■ Task prompt ■
Go line by line through the data and copy those with the word "瑞玛精密".

■ The records ■

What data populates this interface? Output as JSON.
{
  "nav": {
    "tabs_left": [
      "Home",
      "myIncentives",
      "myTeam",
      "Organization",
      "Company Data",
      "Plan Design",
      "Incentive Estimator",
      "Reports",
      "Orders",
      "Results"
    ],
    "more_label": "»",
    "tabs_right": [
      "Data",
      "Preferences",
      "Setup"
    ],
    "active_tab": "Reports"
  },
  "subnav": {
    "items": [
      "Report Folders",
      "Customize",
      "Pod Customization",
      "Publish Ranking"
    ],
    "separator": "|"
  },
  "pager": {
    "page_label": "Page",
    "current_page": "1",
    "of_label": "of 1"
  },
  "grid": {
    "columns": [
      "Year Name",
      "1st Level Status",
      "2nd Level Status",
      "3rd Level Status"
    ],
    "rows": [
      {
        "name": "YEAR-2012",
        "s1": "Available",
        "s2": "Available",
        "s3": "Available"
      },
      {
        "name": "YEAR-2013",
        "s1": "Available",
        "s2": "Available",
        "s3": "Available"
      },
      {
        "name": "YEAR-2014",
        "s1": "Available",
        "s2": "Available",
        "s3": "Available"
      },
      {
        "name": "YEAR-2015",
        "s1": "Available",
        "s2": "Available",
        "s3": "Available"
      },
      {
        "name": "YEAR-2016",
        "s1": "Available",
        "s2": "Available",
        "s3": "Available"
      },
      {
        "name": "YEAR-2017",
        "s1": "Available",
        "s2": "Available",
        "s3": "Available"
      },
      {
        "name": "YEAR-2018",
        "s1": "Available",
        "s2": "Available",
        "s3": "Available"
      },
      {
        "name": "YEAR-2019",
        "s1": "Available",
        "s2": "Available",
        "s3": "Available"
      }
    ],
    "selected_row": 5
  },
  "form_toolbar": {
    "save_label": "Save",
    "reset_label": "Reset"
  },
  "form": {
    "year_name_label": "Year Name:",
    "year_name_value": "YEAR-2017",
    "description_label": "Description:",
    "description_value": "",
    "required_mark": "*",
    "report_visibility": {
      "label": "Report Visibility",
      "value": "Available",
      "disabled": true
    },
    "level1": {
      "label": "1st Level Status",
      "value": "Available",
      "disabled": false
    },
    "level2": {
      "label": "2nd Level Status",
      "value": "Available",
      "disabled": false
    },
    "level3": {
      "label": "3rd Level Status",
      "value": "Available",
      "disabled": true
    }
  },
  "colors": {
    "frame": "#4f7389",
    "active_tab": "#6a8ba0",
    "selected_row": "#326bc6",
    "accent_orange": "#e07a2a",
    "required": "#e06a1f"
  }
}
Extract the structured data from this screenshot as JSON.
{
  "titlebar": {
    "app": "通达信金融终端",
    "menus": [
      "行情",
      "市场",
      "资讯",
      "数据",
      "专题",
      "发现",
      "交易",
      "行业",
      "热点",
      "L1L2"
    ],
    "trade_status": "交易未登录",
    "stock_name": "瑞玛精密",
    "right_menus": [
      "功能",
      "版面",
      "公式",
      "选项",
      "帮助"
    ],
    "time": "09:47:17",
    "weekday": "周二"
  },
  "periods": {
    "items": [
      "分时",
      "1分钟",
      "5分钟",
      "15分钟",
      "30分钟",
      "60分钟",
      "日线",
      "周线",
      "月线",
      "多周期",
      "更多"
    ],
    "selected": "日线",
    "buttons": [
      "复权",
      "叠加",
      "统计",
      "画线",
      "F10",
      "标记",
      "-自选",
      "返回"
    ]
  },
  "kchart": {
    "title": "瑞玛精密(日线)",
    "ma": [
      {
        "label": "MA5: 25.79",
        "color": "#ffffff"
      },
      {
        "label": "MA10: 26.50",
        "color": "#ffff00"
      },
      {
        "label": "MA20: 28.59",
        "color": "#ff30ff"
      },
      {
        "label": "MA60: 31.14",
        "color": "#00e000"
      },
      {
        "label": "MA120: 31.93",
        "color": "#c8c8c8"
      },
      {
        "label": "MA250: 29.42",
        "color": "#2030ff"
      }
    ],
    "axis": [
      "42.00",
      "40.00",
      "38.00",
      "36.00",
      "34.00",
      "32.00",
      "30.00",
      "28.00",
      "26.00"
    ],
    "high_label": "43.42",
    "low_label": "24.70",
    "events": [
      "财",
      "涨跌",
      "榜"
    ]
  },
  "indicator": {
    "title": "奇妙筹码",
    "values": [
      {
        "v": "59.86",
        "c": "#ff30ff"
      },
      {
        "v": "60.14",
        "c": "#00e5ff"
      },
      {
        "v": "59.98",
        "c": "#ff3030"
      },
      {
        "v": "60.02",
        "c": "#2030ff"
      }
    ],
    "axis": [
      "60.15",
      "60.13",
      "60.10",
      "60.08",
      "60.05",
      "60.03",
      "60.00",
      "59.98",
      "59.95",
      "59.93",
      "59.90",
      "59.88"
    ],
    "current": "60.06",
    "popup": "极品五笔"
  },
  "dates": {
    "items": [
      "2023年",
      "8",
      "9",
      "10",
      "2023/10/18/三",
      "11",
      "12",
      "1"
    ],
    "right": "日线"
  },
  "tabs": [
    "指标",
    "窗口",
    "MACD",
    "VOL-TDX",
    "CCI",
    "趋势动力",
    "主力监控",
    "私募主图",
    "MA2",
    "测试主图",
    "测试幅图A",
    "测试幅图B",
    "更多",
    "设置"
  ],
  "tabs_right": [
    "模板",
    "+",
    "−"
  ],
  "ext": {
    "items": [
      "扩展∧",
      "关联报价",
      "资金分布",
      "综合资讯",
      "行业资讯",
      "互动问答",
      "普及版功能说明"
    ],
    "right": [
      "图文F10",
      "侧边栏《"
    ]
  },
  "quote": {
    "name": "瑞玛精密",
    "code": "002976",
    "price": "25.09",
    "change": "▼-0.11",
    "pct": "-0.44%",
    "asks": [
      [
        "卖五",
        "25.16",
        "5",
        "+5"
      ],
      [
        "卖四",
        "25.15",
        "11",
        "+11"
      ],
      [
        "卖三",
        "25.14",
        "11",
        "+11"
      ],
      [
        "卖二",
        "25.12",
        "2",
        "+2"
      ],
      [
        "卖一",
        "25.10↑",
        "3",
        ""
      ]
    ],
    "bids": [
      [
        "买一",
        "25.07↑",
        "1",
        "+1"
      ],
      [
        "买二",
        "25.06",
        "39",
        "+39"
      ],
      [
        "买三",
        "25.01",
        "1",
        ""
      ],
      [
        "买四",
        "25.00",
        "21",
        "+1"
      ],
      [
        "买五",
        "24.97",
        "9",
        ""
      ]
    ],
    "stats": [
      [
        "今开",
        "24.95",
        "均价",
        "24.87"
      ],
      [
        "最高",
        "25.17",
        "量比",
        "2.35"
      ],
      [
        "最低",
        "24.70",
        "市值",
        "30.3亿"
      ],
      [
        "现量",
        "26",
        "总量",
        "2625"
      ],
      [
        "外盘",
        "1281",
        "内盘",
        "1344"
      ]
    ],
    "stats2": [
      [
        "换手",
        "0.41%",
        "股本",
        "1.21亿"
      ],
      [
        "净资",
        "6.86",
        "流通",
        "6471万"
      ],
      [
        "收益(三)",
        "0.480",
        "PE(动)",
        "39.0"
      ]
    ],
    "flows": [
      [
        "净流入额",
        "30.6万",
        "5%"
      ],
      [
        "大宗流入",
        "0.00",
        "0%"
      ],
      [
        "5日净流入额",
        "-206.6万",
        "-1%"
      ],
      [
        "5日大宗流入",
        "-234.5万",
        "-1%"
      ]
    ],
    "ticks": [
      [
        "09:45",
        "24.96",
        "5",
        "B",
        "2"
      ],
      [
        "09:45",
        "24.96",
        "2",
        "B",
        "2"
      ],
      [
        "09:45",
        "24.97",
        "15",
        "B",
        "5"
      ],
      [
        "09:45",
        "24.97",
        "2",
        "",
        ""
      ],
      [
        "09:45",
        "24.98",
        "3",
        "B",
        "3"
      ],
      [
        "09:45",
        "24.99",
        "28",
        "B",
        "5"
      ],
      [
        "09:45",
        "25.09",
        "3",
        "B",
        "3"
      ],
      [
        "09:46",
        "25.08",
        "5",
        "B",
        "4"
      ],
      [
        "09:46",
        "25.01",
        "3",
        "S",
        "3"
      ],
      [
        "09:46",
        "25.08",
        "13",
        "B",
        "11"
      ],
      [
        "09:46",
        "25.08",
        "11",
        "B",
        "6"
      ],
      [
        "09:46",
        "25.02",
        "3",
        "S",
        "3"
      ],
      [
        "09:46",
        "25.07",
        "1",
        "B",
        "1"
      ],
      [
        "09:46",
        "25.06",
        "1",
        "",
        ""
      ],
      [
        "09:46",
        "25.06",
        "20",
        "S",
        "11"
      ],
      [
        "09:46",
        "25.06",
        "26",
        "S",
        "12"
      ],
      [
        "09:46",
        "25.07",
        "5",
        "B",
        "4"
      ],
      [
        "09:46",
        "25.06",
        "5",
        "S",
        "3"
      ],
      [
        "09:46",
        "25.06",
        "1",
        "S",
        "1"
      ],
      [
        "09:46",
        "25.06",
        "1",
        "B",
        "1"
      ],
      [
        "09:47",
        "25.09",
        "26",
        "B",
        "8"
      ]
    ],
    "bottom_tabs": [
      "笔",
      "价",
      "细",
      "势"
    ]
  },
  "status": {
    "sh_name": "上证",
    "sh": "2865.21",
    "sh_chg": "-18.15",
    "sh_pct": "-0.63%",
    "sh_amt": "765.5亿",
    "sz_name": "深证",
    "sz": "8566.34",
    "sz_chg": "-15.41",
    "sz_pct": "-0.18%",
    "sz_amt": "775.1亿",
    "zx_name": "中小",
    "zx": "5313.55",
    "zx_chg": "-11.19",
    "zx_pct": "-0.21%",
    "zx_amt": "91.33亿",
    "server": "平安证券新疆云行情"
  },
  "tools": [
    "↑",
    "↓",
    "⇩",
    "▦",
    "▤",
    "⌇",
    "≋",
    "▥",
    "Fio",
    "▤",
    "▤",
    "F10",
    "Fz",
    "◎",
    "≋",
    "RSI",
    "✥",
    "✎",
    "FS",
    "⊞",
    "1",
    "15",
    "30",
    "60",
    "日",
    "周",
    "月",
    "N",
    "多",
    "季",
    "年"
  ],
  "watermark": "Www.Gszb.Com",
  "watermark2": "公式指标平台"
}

■ Your response ■
    "stock_name": "瑞玛精密",
    "title": "瑞玛精密(日线)",
    "name": "瑞玛精密",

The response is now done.